and an appreciation, even if we never quite got there,
of what our generation set out to do.

Old Acquaintance

Deirdre! Come out!
Come out from behind that screen.
I’ve been hiding behind screens
since before you were born.

— Bette Davis, in Old Acquaintance

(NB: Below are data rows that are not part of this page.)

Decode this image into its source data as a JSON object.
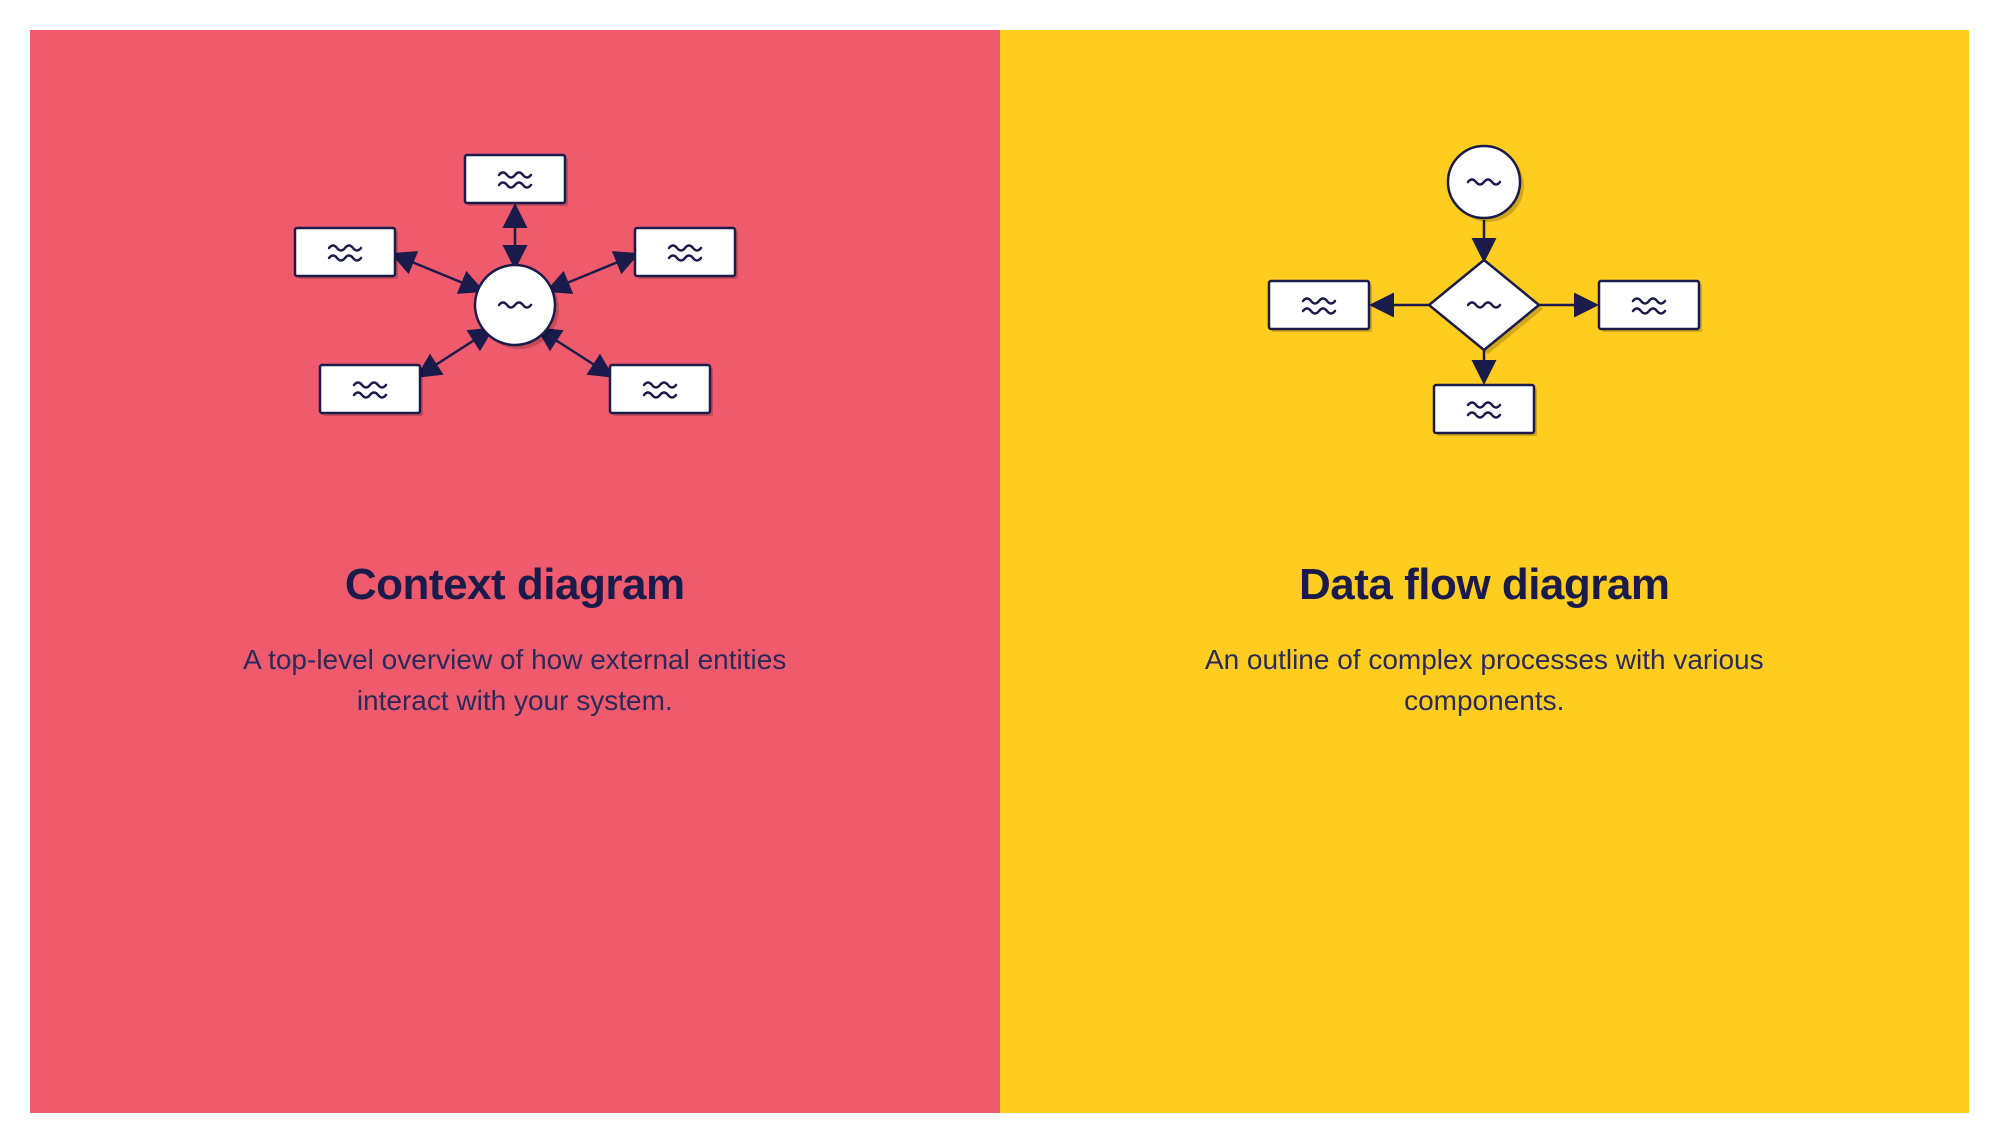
{
  "left": {
    "title": "Context diagram",
    "description": "A top-level overview of how external entities interact with your system.",
    "bg_color": "#ef5b6d"
  },
  "right": {
    "title": "Data flow diagram",
    "description": "An outline of complex processes with various components.",
    "bg_color": "#ffcd1f"
  },
  "diagram": {
    "left": {
      "type": "context",
      "center_shape": "circle",
      "entities": 5,
      "entity_shape": "rectangle",
      "connections": "bidirectional-radial"
    },
    "right": {
      "type": "data-flow",
      "shapes": [
        "circle",
        "diamond",
        "rectangle",
        "rectangle",
        "rectangle"
      ],
      "flow": "top-down-with-branches"
    }
  },
  "colors": {
    "stroke": "#1a1b4b",
    "fill": "#ffffff",
    "text": "#1a1b4b"
  }
}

Old friend, we’ve come through
in pretty good shape, so far,
better, in fact,
than during those angst-filled years
when you wrecked my life
and I wrecked yours. Remember?
But, back then, we didn’t appreciate each other,
did we—like an ill-matched couple,
a bad job by an incompetent marriage broker,
or who just got married out of general horniness
rather than any real compatibility.
I never liked your looks or size,
and you had ideas of your own
I couldn’t figure out,
though I responded to your goading
and roamed the nights away.
My God, what you led me into,
and I got you into some pretty tight fixes myself.
Life is less strenuous now.
In our golden years, you make few demands.
We’ve both come to like a bit of a wank,
with none of the old recriminations after.
And I’ve learned to admire,
as I pose in the mirror,
your silky length,
respect your sulky independence.
I wonder that I ever thought you
insufficient, myself under-endowed—
or else you’ve grown.
Best of all, I’m impressed
by how good we look together—
the proportions seem just right.
So, Good Cock,
dick, prick, dong,
lul, bite, schwantz,
wang, willie, weenie,
and all your other names,
if you’ve a mind to, now,
and I’d say you’ve earned it,
stand up, old friend, with me
and take a bow.

What are you looking for?